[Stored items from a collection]
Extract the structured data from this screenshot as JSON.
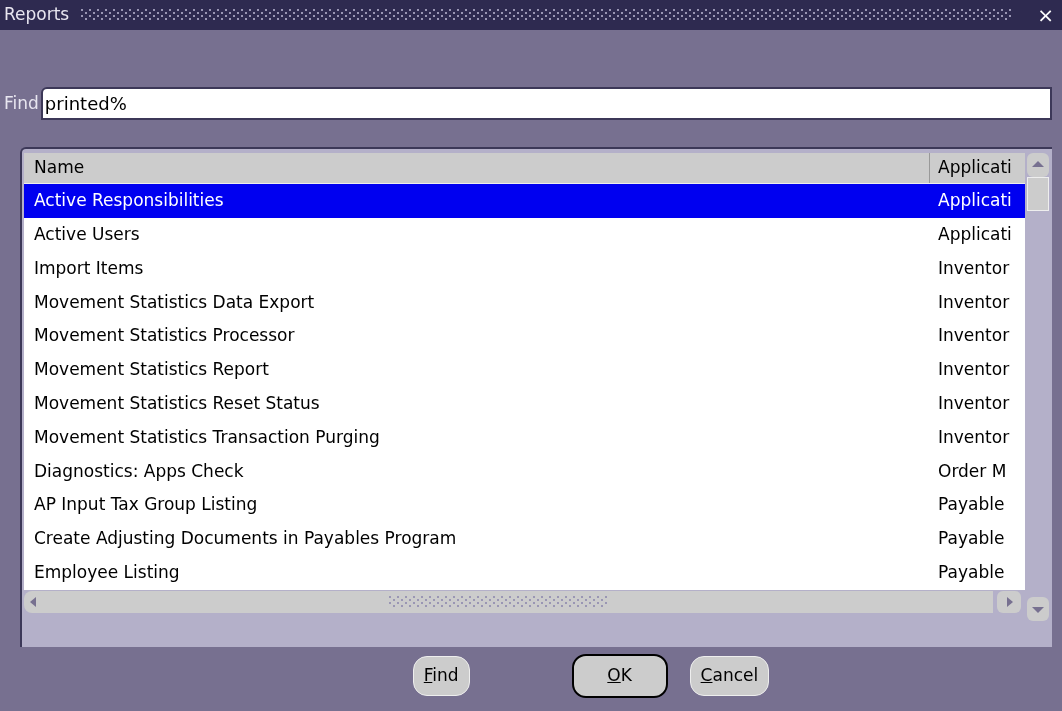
{
  "window": {
    "title": "Reports",
    "close": "×"
  },
  "find": {
    "label": "Find",
    "value": "printed%"
  },
  "table": {
    "columns": [
      "Name",
      "Applicati"
    ],
    "rows": [
      {
        "cells": [
          "Active Responsibilities",
          "Applicati"
        ],
        "selected": true
      },
      {
        "cells": [
          "Active Users",
          "Applicati"
        ],
        "selected": false
      },
      {
        "cells": [
          "Import Items",
          "Inventor"
        ],
        "selected": false
      },
      {
        "cells": [
          "Movement Statistics Data Export",
          "Inventor"
        ],
        "selected": false
      },
      {
        "cells": [
          "Movement Statistics Processor",
          "Inventor"
        ],
        "selected": false
      },
      {
        "cells": [
          "Movement Statistics Report",
          "Inventor"
        ],
        "selected": false
      },
      {
        "cells": [
          "Movement Statistics Reset Status",
          "Inventor"
        ],
        "selected": false
      },
      {
        "cells": [
          "Movement Statistics Transaction Purging",
          "Inventor"
        ],
        "selected": false
      },
      {
        "cells": [
          "Diagnostics: Apps Check",
          "Order M"
        ],
        "selected": false
      },
      {
        "cells": [
          "AP Input Tax Group Listing",
          "Payable"
        ],
        "selected": false
      },
      {
        "cells": [
          "Create Adjusting Documents in Payables Program",
          "Payable"
        ],
        "selected": false
      },
      {
        "cells": [
          "Employee Listing",
          "Payable"
        ],
        "selected": false
      }
    ]
  },
  "buttons": [
    {
      "label": "Find",
      "kind": "plain"
    },
    {
      "label": "OK",
      "kind": "default"
    },
    {
      "label": "Cancel",
      "kind": "plain"
    }
  ]
}
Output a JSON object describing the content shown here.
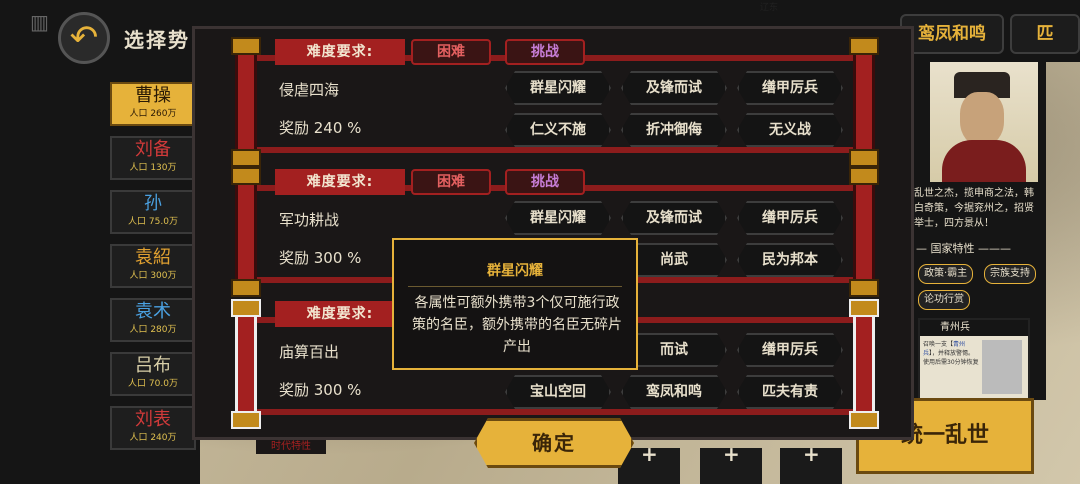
{
  "screen": {
    "title": "选择势",
    "back_icon": "back-arrow-icon",
    "region": "辽东"
  },
  "factions": [
    {
      "name": "曹操",
      "pop": "人口 260万",
      "color": "#2a1a05",
      "selected": true
    },
    {
      "name": "刘备",
      "pop": "人口 130万",
      "color": "#d03a3a"
    },
    {
      "name": "孙",
      "pop": "人口 75.0万",
      "color": "#4aa0e0"
    },
    {
      "name": "袁紹",
      "pop": "人口 300万",
      "color": "#e0a030"
    },
    {
      "name": "袁术",
      "pop": "人口 280万",
      "color": "#4aa0e0"
    },
    {
      "name": "吕布",
      "pop": "人口 70.0万",
      "color": "#d8cfa8"
    },
    {
      "name": "刘表",
      "pop": "人口 240万",
      "color": "#d03a3a"
    }
  ],
  "top_tabs": [
    "鸾凤和鸣",
    "匹"
  ],
  "bio": "乱世之杰，揽申商之法，韩白奇策，今据兖州之，招贤举士，四方景从！",
  "traits": {
    "title": "国家特性",
    "chips": [
      "政策·霸主",
      "宗族支持",
      "论功行赏"
    ]
  },
  "unit": {
    "name": "青州兵",
    "desc_a": "召唤一支【",
    "desc_hl": "青州兵",
    "desc_b": "】，并释放",
    "desc_c": "警惕。使用后需30分钟恢复"
  },
  "big_button": "统一乱世",
  "modal": {
    "req_label": "难度要求:",
    "hard": "困难",
    "challenge": "挑战",
    "rows": [
      {
        "name": "侵虐四海",
        "reward": "奖励  240 %",
        "tags": [
          "群星闪耀",
          "及锋而试",
          "缮甲厉兵",
          "仁义不施",
          "折冲御侮",
          "无义战"
        ]
      },
      {
        "name": "军功耕战",
        "reward": "奖励  300 %",
        "tags": [
          "群星闪耀",
          "及锋而试",
          "缮甲厉兵",
          "",
          "尚武",
          "民为邦本"
        ]
      },
      {
        "name": "庙算百出",
        "reward": "奖励  300 %",
        "tags": [
          "",
          "而试",
          "缮甲厉兵",
          "宝山空回",
          "鸾凤和鸣",
          "匹夫有责"
        ]
      }
    ],
    "tooltip": {
      "title": "群星闪耀",
      "body": "各属性可额外携带3个仅可施行政策的名臣，额外携带的名臣无碎片产出"
    },
    "confirm": "确定",
    "era": "时代特性"
  },
  "slot_plus": "+"
}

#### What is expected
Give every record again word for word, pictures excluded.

#### The completed task
Extract the structured data from this screenshot as JSON.
{
  "window": {
    "title": "Reports",
    "close": "×"
  },
  "find": {
    "label": "Find",
    "value": "printed%"
  },
  "table": {
    "columns": [
      "Name",
      "Applicati"
    ],
    "rows": [
      {
        "cells": [
          "Active Responsibilities",
          "Applicati"
        ],
        "selected": true
      },
      {
        "cells": [
          "Active Users",
          "Applicati"
        ],
        "selected": false
      },
      {
        "cells": [
          "Import Items",
          "Inventor"
        ],
        "selected": false
      },
      {
        "cells": [
          "Movement Statistics Data Export",
          "Inventor"
        ],
        "selected": false
      },
      {
        "cells": [
          "Movement Statistics Processor",
          "Inventor"
        ],
        "selected": false
      },
      {
        "cells": [
          "Movement Statistics Report",
          "Inventor"
        ],
        "selected": false
      },
      {
        "cells": [
          "Movement Statistics Reset Status",
          "Inventor"
        ],
        "selected": false
      },
      {
        "cells": [
          "Movement Statistics Transaction Purging",
          "Inventor"
        ],
        "selected": false
      },
      {
        "cells": [
          "Diagnostics: Apps Check",
          "Order M"
        ],
        "selected": false
      },
      {
        "cells": [
          "AP Input Tax Group Listing",
          "Payable"
        ],
        "selected": false
      },
      {
        "cells": [
          "Create Adjusting Documents in Payables Program",
          "Payable"
        ],
        "selected": false
      },
      {
        "cells": [
          "Employee Listing",
          "Payable"
        ],
        "selected": false
      }
    ]
  },
  "buttons": [
    {
      "label": "Find",
      "kind": "plain"
    },
    {
      "label": "OK",
      "kind": "default"
    },
    {
      "label": "Cancel",
      "kind": "plain"
    }
  ]
}
Output a JSON object describing the content shown here.
{
  "screen": {
    "title": "选择势",
    "back_icon": "back-arrow-icon",
    "region": "辽东"
  },
  "factions": [
    {
      "name": "曹操",
      "pop": "人口 260万",
      "color": "#2a1a05",
      "selected": true
    },
    {
      "name": "刘备",
      "pop": "人口 130万",
      "color": "#d03a3a"
    },
    {
      "name": "孙",
      "pop": "人口 75.0万",
      "color": "#4aa0e0"
    },
    {
      "name": "袁紹",
      "pop": "人口 300万",
      "color": "#e0a030"
    },
    {
      "name": "袁术",
      "pop": "人口 280万",
      "color": "#4aa0e0"
    },
    {
      "name": "吕布",
      "pop": "人口 70.0万",
      "color": "#d8cfa8"
    },
    {
      "name": "刘表",
      "pop": "人口 240万",
      "color": "#d03a3a"
    }
  ],
  "top_tabs": [
    "鸾凤和鸣",
    "匹"
  ],
  "bio": "乱世之杰，揽申商之法，韩白奇策，今据兖州之，招贤举士，四方景从！",
  "traits": {
    "title": "国家特性",
    "chips": [
      "政策·霸主",
      "宗族支持",
      "论功行赏"
    ]
  },
  "unit": {
    "name": "青州兵",
    "desc_a": "召唤一支【",
    "desc_hl": "青州兵",
    "desc_b": "】，并释放",
    "desc_c": "警惕。使用后需30分钟恢复"
  },
  "big_button": "统一乱世",
  "modal": {
    "req_label": "难度要求:",
    "hard": "困难",
    "challenge": "挑战",
    "rows": [
      {
        "name": "侵虐四海",
        "reward": "奖励  240 %",
        "tags": [
          "群星闪耀",
          "及锋而试",
          "缮甲厉兵",
          "仁义不施",
          "折冲御侮",
          "无义战"
        ]
      },
      {
        "name": "军功耕战",
        "reward": "奖励  300 %",
        "tags": [
          "群星闪耀",
          "及锋而试",
          "缮甲厉兵",
          "",
          "尚武",
          "民为邦本"
        ]
      },
      {
        "name": "庙算百出",
        "reward": "奖励  300 %",
        "tags": [
          "",
          "而试",
          "缮甲厉兵",
          "宝山空回",
          "鸾凤和鸣",
          "匹夫有责"
        ]
      }
    ],
    "tooltip": {
      "title": "群星闪耀",
      "body": "各属性可额外携带3个仅可施行政策的名臣，额外携带的名臣无碎片产出"
    },
    "confirm": "确定",
    "era": "时代特性"
  },
  "slot_plus": "+"
}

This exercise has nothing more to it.